## Provided material
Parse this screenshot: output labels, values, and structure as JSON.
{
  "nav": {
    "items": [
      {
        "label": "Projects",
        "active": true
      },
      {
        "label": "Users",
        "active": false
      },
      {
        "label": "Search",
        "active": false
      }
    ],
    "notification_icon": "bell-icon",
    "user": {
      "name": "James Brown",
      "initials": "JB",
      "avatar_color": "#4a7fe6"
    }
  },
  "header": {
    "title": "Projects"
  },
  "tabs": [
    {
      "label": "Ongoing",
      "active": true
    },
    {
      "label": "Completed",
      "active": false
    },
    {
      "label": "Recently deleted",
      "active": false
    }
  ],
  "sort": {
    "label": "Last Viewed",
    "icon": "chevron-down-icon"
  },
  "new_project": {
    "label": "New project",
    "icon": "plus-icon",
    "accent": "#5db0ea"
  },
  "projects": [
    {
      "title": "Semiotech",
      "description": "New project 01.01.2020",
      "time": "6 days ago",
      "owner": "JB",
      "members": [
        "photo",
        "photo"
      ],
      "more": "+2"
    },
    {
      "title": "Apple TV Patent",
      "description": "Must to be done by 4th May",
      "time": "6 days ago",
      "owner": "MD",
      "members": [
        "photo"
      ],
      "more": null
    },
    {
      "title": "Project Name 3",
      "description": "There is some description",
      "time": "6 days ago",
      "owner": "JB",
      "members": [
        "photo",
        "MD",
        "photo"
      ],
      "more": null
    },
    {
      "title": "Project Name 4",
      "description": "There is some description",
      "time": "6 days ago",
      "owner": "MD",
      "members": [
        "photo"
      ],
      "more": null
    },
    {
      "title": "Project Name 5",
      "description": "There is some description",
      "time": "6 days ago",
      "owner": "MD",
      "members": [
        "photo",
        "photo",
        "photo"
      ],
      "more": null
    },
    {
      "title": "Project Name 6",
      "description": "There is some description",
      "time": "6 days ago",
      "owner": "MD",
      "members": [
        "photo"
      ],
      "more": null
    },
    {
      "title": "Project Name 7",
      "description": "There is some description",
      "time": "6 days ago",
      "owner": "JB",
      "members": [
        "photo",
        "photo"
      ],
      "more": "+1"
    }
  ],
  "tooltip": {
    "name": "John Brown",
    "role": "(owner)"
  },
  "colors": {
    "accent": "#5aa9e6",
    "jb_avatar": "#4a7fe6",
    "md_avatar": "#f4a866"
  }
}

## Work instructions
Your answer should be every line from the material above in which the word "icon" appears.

## Completed task
    "notification_icon": "bell-icon",
    "icon": "chevron-down-icon"
    "icon": "plus-icon",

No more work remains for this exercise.